We all could use a mentor like Jeff Brown of ShopRite.

Not only did the founder and chief executive of Brown’s Super Stores testify in Saudia Shuler’s defense at her sentencing last month, but recently he began selling her Country Cookin’ seafood salad in his ShopRite in Nicetown.

It started as a one-day experiment. But ShopRite has sold such a ridiculous amount of it — roughly 1,000 units a day, at $6.49 a pop — that there’s talk of offering it in all of Brown’s grocery stores in and around Philly, a roster that includes 10 ShopRites and two Fresh Grocers.

“I’ve never seen anything like it,” Brown, a fourth-generation grocer, told me this week. “It’s been consistent since she started. She pretty much sells out of everything she can make every day.”

Because everything with the Camel Prom Mom is a three-ring circus, she and two of her employees dressed up as mermaids for her June 11 ShopRite debut. (Shuler had considered installing a giant aquarium, but wisely nixed the idea because of liability concerns.) Next to the refrigerated section is a giant photo of her smile face.

And just like that, the North Philly single mother — who famously hired a live camel for her son’s extravagant Dubai-themed prom sendoff before pleading guilty to Social Security fraud earlier this year — has gotten the second chance of a lifetime.

“I think Saudia is special. She has a God-given talent that she hasn’t been able to use in the right way prior to this whole incident,” Brown said. “Being a person who gives a lot of people second chances and having great success with that, I just saw her potential and thought it would be wrong to waste that potential in jail when she could be making such a difference in the world. I thought that my help could get her there.”

Shuler pleaded guilty in January to illegally collecting $37,000 in disability payments. In May, U.S. District Judge Juan R. Sanchez ordered the 44-year-old entrepreneur to serve six months on house arrest and three years on probation. She also was ordered to make restitution. Brown advised her to prioritize paying back the federal government, which she claims to have done.

“I told her I thought that was the right thing to do. It’s a just dark cloud that’s hanging over you that’s unnecessary, and that she should clean all of that up,” he said. “She could do everything the right way and could afford to do that, and that’s the way to do it.”

If Shuler’s smart — and I believe she is — she’ll keep listening to Brown.

Clearly, she didn’t get certain lessons growing up. She never got a chance to study entrepreneurship at Wharton.
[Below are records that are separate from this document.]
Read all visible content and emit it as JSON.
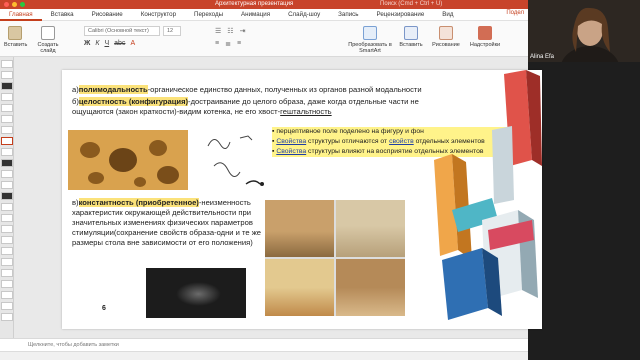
{
  "window": {
    "title": "Архитектурная презентация",
    "search_hint": "Поиск (Cmd + Ctrl + U)"
  },
  "tabs": [
    "Главная",
    "Вставка",
    "Рисование",
    "Конструктор",
    "Переходы",
    "Анимация",
    "Слайд-шоу",
    "Запись",
    "Рецензирование",
    "Вид"
  ],
  "share_label": "Подел",
  "ribbon": {
    "paste_label": "Вставить",
    "new_slide_label": "Создать слайд",
    "font": "Calibri (Основной текст)",
    "size": "12",
    "smartart_label": "Преобразовать в SmartArt",
    "insert_label": "Вставить",
    "drawing_label": "Рисование",
    "addins_label": "Надстройки"
  },
  "slide": {
    "line_a": {
      "prefix": "а)",
      "term": "полимодальность",
      "rest": "-органическое единство данных, полученных из органов разной модальности"
    },
    "line_b": {
      "prefix": "б)",
      "term": "целостность (конфигурация)",
      "rest": "-достраивание до целого образа, даже когда отдельные части не",
      "cont": "ощущаются (закон краткости)-видим котенка, не его хвост-",
      "link": "гештальтность"
    },
    "bullets": [
      {
        "pre": "",
        "link": "",
        "post": "перцептивное поле поделено на фигуру и фон"
      },
      {
        "pre": "",
        "link": "Свойства",
        "post": " структуры отличаются от ",
        "link2": "свойств",
        "post2": " отдельных элементов"
      },
      {
        "pre": "",
        "link": "Свойства",
        "post": " структуры влияют на восприятие отдельных элементов"
      }
    ],
    "line_c": {
      "prefix": "в)",
      "term": "константность (приобретенное)",
      "rest": "-неизменность",
      "body": "характеристик окружающей действительности при значительных изменениях физических параметров стимуляции(сохранение свойств образа-одни и те же размеры стола вне зависимости от его положения)"
    },
    "page_num": "6"
  },
  "notes_placeholder": "Щелкните, чтобы добавить заметки",
  "webcam": {
    "name": "Alina Efa"
  },
  "colors": {
    "accent": "#c43e1c",
    "highlight": "#fbe27a",
    "link": "#1f3fa6"
  }
}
Heck, Shuler never even made it to Community College of Philadelphia or culinary school. She got her start selling platters out of her rowhouse.

These days, workers make the seafood salad inside the Nicetown ShopRite kitchen. The search is on for a manufacturer to mass produce Shuler’s recipe, which includes lump crabmeat, shrimp, pasta, “secret sauce,” and imitation crabmeat that Shuler jokingly calls “mermaid meat.”

I don’t know Shuler well enough to vouch for how she funds her extravagant, over-the-top productions — including that epic Wakanda-themed prom sendoff in 2018 that featured a live black panther. Nor am I privy to the inner workings of Country Cookin’, her takeout business in Swampoodle.

But I do know that Shuler is a marketing whiz. Her generosity is legendary.

I was glad to hear Brown speak up for her so eloquently at her sentencing. Brown’s a believer in second chances. His track record of hiring ex-offenders has garnered national attention.

“So many people thought, ‘She’s down, she’ll never get back up.' That’s sad,” Shuler told me. “But Mr. Brown and the Brown ShopRite family, they didn’t turn their back on me.”

Their collaboration benefits both Shuler and ShopRite.

You might say it’s gotten the Camel Prom Mom over the hump.